YOUR OBJECTIVE: Retrieve all lines below that have the string "true".

Interface dataset entries:
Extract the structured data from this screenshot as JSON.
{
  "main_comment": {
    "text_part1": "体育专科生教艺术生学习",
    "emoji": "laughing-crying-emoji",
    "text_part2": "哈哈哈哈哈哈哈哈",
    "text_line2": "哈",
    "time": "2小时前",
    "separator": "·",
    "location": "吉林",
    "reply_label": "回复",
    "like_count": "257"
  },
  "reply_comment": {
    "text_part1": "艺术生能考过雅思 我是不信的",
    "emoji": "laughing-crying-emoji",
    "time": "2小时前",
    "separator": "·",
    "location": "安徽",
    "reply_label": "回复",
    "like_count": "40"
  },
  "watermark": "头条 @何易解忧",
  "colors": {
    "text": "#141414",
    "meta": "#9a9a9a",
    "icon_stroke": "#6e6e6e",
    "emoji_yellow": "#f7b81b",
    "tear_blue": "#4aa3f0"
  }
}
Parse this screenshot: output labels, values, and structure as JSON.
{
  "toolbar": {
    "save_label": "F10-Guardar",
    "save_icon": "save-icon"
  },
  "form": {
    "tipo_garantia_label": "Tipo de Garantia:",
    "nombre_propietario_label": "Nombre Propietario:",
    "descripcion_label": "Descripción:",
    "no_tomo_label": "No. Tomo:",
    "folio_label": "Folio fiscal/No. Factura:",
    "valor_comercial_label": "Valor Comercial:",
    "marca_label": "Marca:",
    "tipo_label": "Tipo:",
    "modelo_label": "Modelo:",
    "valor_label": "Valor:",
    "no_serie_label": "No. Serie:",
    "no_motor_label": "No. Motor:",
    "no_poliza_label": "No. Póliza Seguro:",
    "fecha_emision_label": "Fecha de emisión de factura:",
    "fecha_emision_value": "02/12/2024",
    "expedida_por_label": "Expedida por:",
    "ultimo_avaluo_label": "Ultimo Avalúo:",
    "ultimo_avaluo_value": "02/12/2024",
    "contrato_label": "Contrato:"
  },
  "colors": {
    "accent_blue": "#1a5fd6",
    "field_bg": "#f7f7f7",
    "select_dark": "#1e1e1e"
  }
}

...

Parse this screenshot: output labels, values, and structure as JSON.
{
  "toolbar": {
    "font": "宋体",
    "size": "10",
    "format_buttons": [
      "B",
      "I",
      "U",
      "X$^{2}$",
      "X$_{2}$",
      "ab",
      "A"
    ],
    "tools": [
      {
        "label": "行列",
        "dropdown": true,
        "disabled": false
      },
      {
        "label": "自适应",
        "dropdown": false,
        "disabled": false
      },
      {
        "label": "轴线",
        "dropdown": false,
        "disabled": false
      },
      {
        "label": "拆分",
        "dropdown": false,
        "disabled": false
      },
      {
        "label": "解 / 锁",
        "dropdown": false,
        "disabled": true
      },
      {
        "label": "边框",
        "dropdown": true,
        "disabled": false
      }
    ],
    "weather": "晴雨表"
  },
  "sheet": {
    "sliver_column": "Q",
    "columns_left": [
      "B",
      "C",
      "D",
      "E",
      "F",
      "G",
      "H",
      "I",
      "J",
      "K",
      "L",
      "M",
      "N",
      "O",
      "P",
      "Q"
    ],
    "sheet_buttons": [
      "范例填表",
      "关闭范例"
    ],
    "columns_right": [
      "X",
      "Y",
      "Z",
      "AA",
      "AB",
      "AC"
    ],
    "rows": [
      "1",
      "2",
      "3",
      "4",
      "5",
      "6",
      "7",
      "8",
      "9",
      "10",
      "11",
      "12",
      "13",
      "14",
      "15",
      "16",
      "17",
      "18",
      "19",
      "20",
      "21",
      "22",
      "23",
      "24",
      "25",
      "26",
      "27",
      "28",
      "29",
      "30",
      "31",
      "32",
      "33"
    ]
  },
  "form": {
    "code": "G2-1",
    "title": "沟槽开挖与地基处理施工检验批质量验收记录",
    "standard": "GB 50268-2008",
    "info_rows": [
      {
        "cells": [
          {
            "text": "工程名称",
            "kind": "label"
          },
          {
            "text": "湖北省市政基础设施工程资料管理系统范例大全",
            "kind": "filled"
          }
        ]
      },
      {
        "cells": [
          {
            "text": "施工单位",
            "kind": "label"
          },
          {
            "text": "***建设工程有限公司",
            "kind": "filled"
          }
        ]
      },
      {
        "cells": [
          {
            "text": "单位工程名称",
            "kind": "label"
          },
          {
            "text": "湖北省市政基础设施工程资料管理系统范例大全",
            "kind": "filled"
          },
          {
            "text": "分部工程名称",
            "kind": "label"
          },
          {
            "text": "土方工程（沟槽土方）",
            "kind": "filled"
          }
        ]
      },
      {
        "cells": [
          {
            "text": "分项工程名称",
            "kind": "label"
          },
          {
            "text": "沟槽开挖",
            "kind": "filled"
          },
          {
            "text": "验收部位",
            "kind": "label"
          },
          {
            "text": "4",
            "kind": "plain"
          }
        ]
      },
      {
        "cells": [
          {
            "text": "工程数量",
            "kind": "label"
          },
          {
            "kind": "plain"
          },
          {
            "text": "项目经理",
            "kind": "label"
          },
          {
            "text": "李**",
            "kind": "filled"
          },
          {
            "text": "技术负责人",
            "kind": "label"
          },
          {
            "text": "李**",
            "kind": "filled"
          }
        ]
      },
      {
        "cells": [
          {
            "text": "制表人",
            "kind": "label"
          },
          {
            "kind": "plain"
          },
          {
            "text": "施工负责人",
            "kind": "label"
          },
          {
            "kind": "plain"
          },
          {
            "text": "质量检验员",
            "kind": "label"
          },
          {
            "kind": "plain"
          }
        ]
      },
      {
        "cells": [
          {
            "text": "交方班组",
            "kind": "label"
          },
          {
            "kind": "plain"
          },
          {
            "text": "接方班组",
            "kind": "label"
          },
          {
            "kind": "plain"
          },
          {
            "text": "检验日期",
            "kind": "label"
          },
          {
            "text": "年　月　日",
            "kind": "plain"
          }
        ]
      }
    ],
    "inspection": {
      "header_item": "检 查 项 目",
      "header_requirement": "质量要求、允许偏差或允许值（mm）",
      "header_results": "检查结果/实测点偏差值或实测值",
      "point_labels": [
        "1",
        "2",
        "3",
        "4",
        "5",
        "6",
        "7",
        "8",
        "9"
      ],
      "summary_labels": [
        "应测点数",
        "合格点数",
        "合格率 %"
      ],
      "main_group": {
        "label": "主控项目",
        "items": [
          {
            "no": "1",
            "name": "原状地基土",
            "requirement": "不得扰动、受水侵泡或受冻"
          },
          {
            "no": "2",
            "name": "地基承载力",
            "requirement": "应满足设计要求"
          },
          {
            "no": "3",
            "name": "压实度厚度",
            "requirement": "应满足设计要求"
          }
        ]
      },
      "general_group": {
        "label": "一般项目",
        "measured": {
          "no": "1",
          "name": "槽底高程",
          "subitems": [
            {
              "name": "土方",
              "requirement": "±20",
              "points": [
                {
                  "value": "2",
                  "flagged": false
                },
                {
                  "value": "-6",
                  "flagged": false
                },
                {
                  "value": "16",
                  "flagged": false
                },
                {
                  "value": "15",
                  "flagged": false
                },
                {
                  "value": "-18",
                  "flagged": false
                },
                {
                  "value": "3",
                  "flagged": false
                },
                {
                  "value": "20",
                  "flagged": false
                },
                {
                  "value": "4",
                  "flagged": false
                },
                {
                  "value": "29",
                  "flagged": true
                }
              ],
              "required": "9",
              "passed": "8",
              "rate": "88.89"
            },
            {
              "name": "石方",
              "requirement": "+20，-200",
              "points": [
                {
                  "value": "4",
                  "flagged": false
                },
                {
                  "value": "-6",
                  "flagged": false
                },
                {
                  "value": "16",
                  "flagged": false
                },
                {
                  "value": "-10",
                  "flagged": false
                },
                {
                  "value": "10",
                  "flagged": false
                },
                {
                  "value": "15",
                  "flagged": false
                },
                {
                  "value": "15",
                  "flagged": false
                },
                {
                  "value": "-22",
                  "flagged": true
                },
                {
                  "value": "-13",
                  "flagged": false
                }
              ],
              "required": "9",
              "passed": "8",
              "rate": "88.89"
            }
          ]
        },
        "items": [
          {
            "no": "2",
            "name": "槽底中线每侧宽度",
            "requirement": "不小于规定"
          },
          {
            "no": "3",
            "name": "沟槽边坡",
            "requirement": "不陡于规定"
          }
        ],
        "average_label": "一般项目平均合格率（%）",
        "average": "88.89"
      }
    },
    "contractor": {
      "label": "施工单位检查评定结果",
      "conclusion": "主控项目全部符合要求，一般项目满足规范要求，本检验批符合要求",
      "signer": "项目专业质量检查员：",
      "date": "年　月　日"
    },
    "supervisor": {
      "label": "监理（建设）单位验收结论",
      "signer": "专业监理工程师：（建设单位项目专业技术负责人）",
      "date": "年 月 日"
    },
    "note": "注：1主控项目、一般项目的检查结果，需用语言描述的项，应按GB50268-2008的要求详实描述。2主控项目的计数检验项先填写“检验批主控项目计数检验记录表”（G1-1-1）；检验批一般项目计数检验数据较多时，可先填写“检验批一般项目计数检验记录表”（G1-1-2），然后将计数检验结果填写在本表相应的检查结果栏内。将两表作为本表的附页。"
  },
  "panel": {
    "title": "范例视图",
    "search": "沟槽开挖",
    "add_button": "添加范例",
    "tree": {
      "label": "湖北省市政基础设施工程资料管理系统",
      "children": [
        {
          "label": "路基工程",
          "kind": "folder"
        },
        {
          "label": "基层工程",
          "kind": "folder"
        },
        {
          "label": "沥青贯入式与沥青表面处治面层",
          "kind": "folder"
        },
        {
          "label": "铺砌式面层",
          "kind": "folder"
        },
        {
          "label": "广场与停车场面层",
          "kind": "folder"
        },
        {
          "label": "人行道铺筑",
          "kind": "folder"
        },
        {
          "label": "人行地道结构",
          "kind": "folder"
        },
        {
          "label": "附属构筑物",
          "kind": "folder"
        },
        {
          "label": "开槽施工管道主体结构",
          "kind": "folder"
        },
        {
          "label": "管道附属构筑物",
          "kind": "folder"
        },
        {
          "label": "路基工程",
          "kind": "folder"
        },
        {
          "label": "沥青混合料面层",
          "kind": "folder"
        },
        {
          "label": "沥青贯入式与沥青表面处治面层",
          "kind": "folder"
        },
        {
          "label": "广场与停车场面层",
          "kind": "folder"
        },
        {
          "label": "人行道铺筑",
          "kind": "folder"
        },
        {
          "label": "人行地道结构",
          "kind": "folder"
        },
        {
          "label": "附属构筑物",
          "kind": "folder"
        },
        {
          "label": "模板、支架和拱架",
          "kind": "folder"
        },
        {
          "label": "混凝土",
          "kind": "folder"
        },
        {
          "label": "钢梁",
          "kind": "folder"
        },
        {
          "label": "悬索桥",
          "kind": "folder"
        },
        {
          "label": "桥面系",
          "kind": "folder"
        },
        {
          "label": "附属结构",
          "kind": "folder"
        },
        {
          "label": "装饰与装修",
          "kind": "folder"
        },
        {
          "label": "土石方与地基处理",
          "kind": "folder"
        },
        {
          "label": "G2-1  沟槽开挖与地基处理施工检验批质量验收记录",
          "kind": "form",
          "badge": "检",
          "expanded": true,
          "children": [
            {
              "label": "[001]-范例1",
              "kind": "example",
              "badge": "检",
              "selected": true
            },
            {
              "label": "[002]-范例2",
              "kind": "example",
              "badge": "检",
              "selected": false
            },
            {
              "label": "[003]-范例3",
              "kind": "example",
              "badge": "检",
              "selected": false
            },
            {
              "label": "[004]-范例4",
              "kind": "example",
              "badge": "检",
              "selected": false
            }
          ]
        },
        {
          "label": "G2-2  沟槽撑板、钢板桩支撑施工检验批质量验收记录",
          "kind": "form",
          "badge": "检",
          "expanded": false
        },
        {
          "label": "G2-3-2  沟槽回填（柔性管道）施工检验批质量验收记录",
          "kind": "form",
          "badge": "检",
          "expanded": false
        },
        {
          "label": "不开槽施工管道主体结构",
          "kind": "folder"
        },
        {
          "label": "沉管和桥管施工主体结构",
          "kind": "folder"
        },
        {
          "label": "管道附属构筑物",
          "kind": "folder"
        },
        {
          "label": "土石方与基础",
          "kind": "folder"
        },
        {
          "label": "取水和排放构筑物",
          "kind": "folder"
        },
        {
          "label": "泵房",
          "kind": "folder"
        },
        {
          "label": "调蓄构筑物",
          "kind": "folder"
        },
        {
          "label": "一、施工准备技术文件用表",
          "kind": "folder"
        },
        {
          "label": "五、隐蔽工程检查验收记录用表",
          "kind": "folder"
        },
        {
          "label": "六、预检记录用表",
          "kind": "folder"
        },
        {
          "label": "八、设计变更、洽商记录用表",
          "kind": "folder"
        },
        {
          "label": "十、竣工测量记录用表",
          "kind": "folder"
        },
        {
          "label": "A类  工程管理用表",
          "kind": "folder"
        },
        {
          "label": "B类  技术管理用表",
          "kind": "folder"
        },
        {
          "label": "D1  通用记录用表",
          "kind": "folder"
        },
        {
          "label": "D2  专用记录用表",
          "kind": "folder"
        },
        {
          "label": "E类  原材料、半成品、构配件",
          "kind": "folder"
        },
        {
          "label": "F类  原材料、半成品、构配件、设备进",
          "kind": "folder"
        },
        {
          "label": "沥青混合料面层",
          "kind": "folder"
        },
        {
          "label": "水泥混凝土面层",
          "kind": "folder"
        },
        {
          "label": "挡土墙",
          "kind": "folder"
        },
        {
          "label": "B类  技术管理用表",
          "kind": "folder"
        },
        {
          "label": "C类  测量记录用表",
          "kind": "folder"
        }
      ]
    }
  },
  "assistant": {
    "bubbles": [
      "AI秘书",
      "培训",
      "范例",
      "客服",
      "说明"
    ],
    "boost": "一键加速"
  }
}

SOLUTION TO THIS TASK:
        "dropdown": true,
        "disabled": true
        "dropdown": true,
                  "flagged": true
                  "flagged": true
          "expanded": true,
              "selected": true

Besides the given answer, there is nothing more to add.